Zoto.com. SmugMug.com. Fotolog.com.

All of the huge blogging sites and community sites like MySpace have photo posting and sharing capacity. It is actually central to their appeal with visitors.

So, Kodak has the chance to miss the boat again, or use it brand, one of the most recognized brands in the world, to become the leader in online photosharing and printing. Not just one of the players, the leader. The road to photo processing and printing goes through these web sharing sites. Without them, no one is going to get and keep the lion's share of the digital photo business.

Kodak should roll-up some of the major photosharing sites. Full stop. They ought to roll up this space like nobody's business. Kodak's goal should be, simply stated, to be the dominant company worldwide in photo sharing and printing. They should have sites in every major language and they should be compatible with as much digital hardware as possible.

The Kodak software is free, for editing, sharing and storing. But, the company gets $.15 per print. So, do they want the 10% share that I would guess EasyShare gives them in the photosharing market, or do they want the 25% share that they could have with some of the other large sites rolled in?

The sites that many of these photosharing operations link to are places like EBay (EBAY) and MySpace, places where people place their photos for fun or commerce. Can Rupert Murdoch and Meg Whitman both be wrong? Photography is starting to populate the web the way that text did. People are sending images to each other with greater frequency and greater number than ever before. Flickr and Snapfish started as garage businesses. Good idea. No staff. Now, they are setting the internet world on fire.

And, the best thing about the internet is that, when you have the traffic, photo printing is only part of the business. Let's look to Mr. Murdoch again. He paid an obscene sum for MySpace, a generation X hang-out site. Why? Because according to recent audience measurments, MySpace now has more page views that Google. Has NewsCorp (NYSE: NWS) monetized it like Google yet? No. But, I think we can assume that Mr. Murdoch has plans.

Kodak has a moment, a brief one, to become the dominate providers of one of the most important services on the Internet It is one that has a proven revenue stream in printing, and another potential stream, huge traffic, that the best minds in cyberspace are figuring out how to monetize.

Mr. Perez, your photos are ready.

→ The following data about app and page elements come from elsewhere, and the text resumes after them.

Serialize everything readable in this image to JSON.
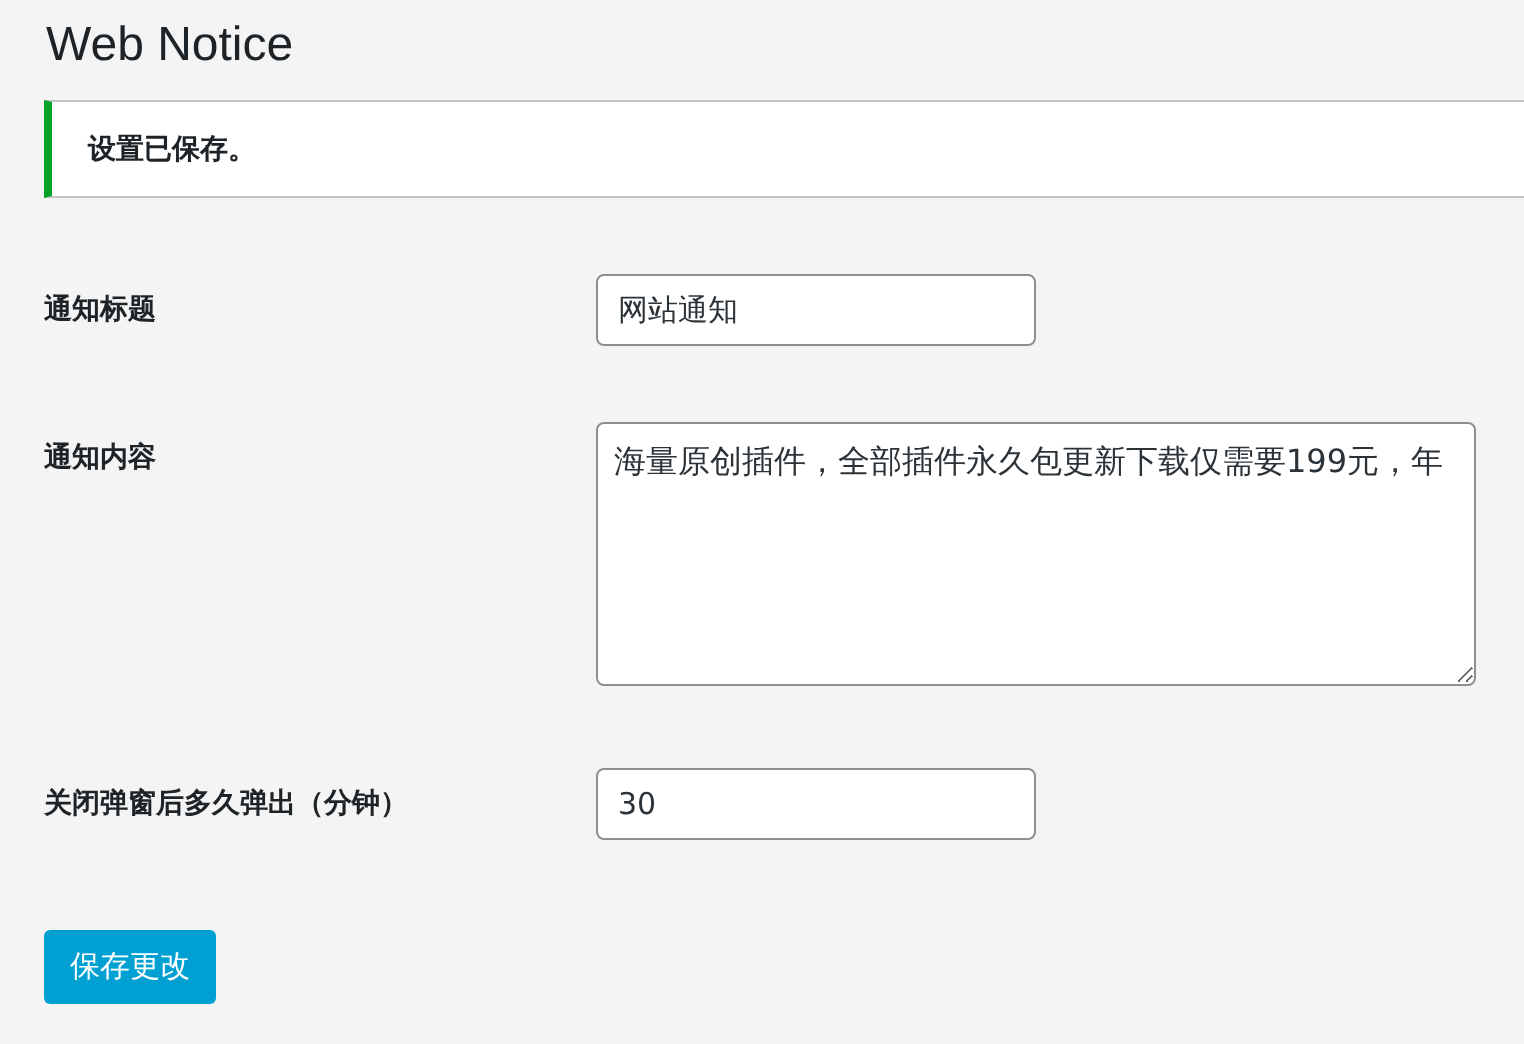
{
  "page_title": "Web Notice",
  "notice": {
    "text": "设置已保存。"
  },
  "fields": [
    {
      "kind": "input",
      "label": "通知标题",
      "value": "网站通知"
    },
    {
      "kind": "textarea",
      "label": "通知内容",
      "value": "海量原创插件，全部插件永久包更新下载仅需要199元，年"
    },
    {
      "kind": "input",
      "label": "关闭弹窗后多久弹出（分钟）",
      "value": "30"
    }
  ],
  "save_button": "保存更改"
}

Douglas A. McIntyre is the former Editor-in-Chief and Publisher of Financial World Magazine. He has also been President of Switchboard.com, which was the 10th most visited site at the time according to Media Metrix, and the Chief Executive of On2 Technologies, Inc. He does not own securities in any of the companies mentioned.

Source: Kodak Moments (EK)